During a lengthy closed-door session with the House Intelligence Committee on Tuesday, Bannon invoked executive privilege, telling lawmakers he couldn't answer their questions about anything he was involved with after the election because he'd been advised not to by the White House. This was essentially a "gag order from the White House," the committee's ranking Democrat, Rep. Adam Schiff (Calif.), said after the hearing. Bannon was subpoenaed on the spot, but he continued to refuse to answer questions about conversations he had and events he attended. "This witness is not an executive," Rep. Mike Conaway (R-Texas) told reporters. "There were questions that we asked that were not answered and we are going to resolve the issues to get the answers."
The New York Times reported Tuesday morning that last week, Bannon received a grand jury subpoena from Mueller as part of his investigation into Russian meddling in the 2016 presidential election. Bannon's ready to share what he knows with the special counsel, Woodruff writes, with his associate telling her, "Mueller will hear everything Bannon has to say." Catherine Garcia
The U.S. Navy announced Tuesday it is filing negligent homicide charges against several officers involved in two deadly ship collisions last year.
In June, the USS Fitzgerald hit a commercial ship in the waters off Japan, leaving seven sailors dead, and in August, the USS John S. McCain collided with an oil tanker in the waters off of Singapore, killing 10 sailors. Both collisions were deemed avoidable. Navy spokesman Capt. Greg Hicks said a hearing will determine if the officers, charged with dereliction of duty and endangering a ship as well as negligent homicide, will be taken to trial in a court-martial.
The Navy is filing at least three charges against four officers on the USS Fitzgerald, including the commanding officer at the time, Cmdr. Bryce Benson, and charges against the commander at the time of the USS John S. McCain, Cmdr. Alfredo J. Sanchez, and the chief petty officer. Hicks said the announcement of charges is "not intended to and does not reflect a determination of guilt or innocence related to any offenses. All individuals alleged to have committed misconduct are entitled to a presumption of innocence." In the wake of the collisions, several top leaders, including the commander of the 7th Fleet, Vice Adm. Joseph Aucion, were fired. Catherine Garcia
After going a year without meeting, nine of the 12 members of the National Park System Advisory Board resigned on Monday night, exasperated by Interior Secretary Ryan Zinke's inability to make the time to convene with the committee.
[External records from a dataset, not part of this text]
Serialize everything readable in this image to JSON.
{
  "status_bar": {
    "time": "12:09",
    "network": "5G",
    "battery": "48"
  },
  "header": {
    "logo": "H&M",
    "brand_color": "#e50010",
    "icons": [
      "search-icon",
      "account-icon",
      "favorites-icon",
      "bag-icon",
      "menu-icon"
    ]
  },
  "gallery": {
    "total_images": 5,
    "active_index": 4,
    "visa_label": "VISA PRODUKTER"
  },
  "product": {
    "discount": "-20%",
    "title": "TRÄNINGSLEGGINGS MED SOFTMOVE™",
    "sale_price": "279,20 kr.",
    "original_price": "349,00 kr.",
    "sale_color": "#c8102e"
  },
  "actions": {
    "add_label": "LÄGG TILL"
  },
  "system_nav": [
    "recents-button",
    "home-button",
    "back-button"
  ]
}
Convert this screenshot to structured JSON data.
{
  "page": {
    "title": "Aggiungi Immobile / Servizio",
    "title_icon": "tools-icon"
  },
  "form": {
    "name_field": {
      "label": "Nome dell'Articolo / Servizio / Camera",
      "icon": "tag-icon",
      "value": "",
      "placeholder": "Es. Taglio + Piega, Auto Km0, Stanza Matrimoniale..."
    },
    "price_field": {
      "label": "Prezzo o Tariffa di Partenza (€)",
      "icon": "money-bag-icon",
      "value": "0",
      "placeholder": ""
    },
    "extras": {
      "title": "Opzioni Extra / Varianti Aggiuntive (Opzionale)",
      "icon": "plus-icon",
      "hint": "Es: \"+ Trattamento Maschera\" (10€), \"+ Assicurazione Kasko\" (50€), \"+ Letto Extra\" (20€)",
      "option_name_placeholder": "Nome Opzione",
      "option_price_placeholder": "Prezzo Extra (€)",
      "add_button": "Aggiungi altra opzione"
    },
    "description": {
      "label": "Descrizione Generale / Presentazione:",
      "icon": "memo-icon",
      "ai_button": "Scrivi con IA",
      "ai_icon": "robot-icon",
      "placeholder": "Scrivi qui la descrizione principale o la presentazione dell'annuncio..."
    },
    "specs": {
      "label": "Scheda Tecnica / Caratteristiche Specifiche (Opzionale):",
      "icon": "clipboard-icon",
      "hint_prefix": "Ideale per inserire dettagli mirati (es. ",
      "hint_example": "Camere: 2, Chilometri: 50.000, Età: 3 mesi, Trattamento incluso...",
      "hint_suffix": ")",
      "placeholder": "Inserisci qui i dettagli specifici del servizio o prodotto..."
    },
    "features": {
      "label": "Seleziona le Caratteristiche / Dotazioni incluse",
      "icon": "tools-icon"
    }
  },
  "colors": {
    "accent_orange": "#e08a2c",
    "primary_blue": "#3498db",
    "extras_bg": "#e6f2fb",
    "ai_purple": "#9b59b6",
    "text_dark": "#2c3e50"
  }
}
"We were frozen out," Tony Knowles, former governor of Alaska and departing chairman of the board, told The Washington Post. After Zinke was appointed last year, he suspended all outside committees, saying he needed to review their work, and while some have become operational again, those without updated charters can't meet. "We understand the complexity of transition but our requests to engage have been ignored and the matters on which we wanted to brief the new department team are clearly not part of its agenda," Knowles wrote in a letter from the resigning members to Zinke.
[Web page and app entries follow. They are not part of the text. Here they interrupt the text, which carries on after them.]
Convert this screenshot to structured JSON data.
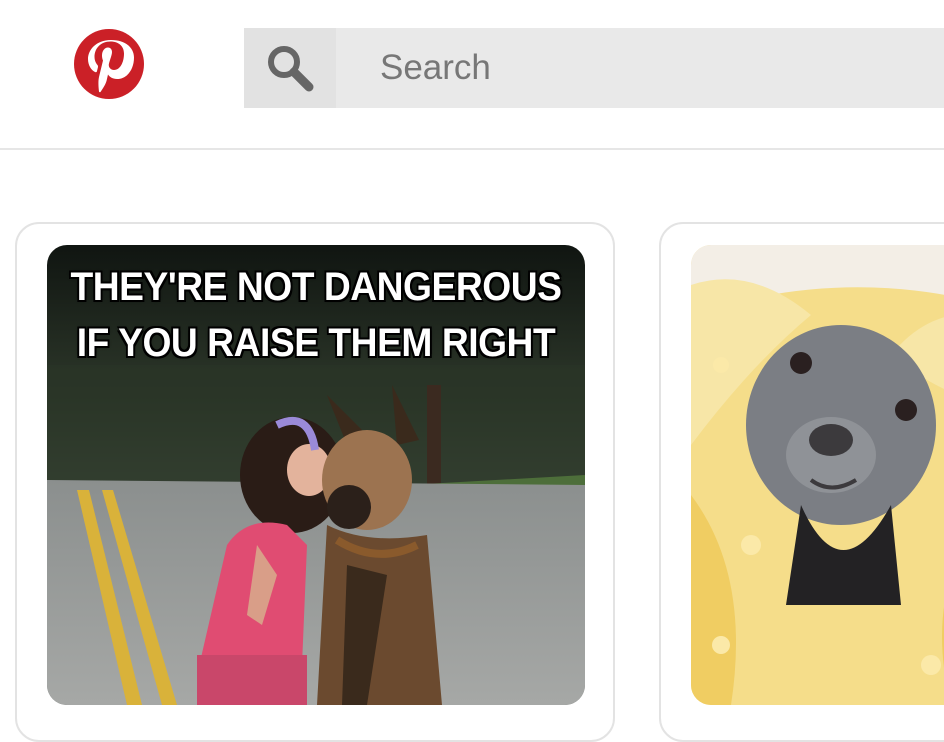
{
  "header": {
    "logo_icon": "pinterest-logo-icon",
    "brand_color": "#cb2027",
    "search": {
      "icon": "search-icon",
      "placeholder": "Search",
      "value": ""
    }
  },
  "feed": {
    "pins": [
      {
        "caption_line_1": "THEY'RE NOT DANGEROUS",
        "caption_line_2": "IF YOU RAISE THEM RIGHT"
      },
      {}
    ]
  }
}
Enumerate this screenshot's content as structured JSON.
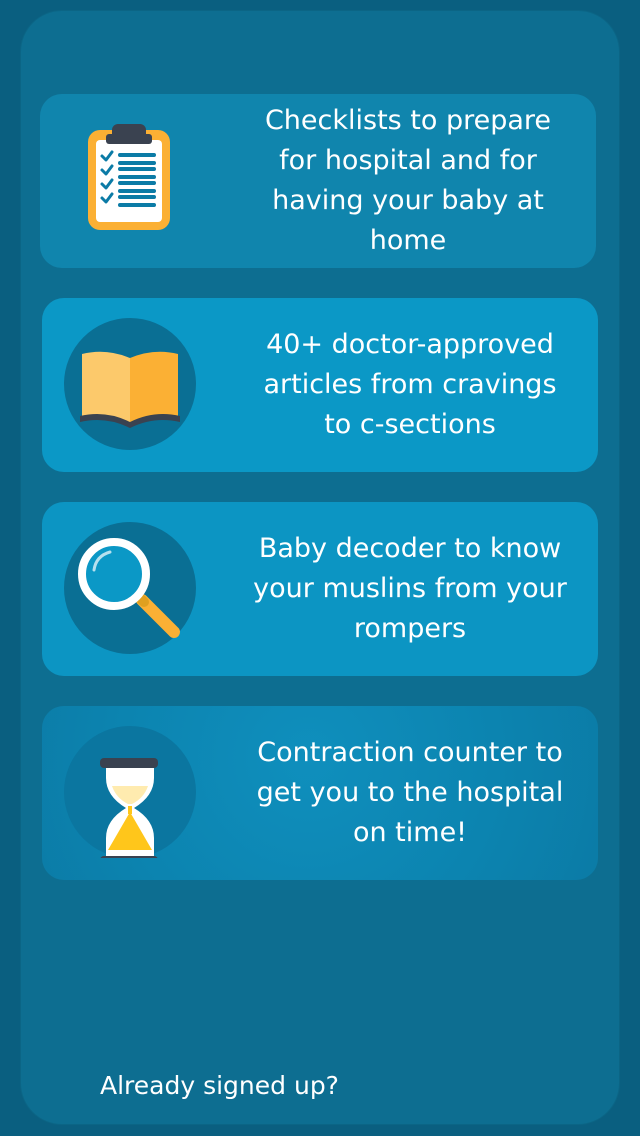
{
  "features": [
    {
      "text": "Checklists to prepare for hospital and for having your baby at home",
      "icon": "clipboard-checklist-icon"
    },
    {
      "text": "40+ doctor-approved articles from cravings to c-sections",
      "icon": "open-book-icon"
    },
    {
      "text": "Baby decoder to know your muslins from your rompers",
      "icon": "magnifying-glass-icon"
    },
    {
      "text": "Contraction counter to get you to the hospital on time!",
      "icon": "hourglass-icon"
    }
  ],
  "footer": {
    "already_signed_up": "Already signed up?"
  },
  "colors": {
    "background": "#0a5f80",
    "panel": "#0d6e91",
    "card_light": "#0b98c6",
    "accent_orange": "#fbb034",
    "accent_yellow": "#ffc61b"
  }
}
The committee was established in 1935, and in recent years it has advised the Interior Department on how to deal with global warming and bring younger people to the parks. The bipartisan board was not consulted by Zinke when he decided to increase visitor fees and overturn a ban on plastic water bottles in the parks, and now that there are just three members left, the government does not have a body to designate historic or natural landmarks, the Post reports. Zinke has already disbanded two commissions — the Advisory Committee on Climate Change and Natural Resource Science and the Wildlife and Hunting Heritage Conservation Council; the latter has been replaced with the Hunting and Shooting Sports Conservation Council. Catherine Garcia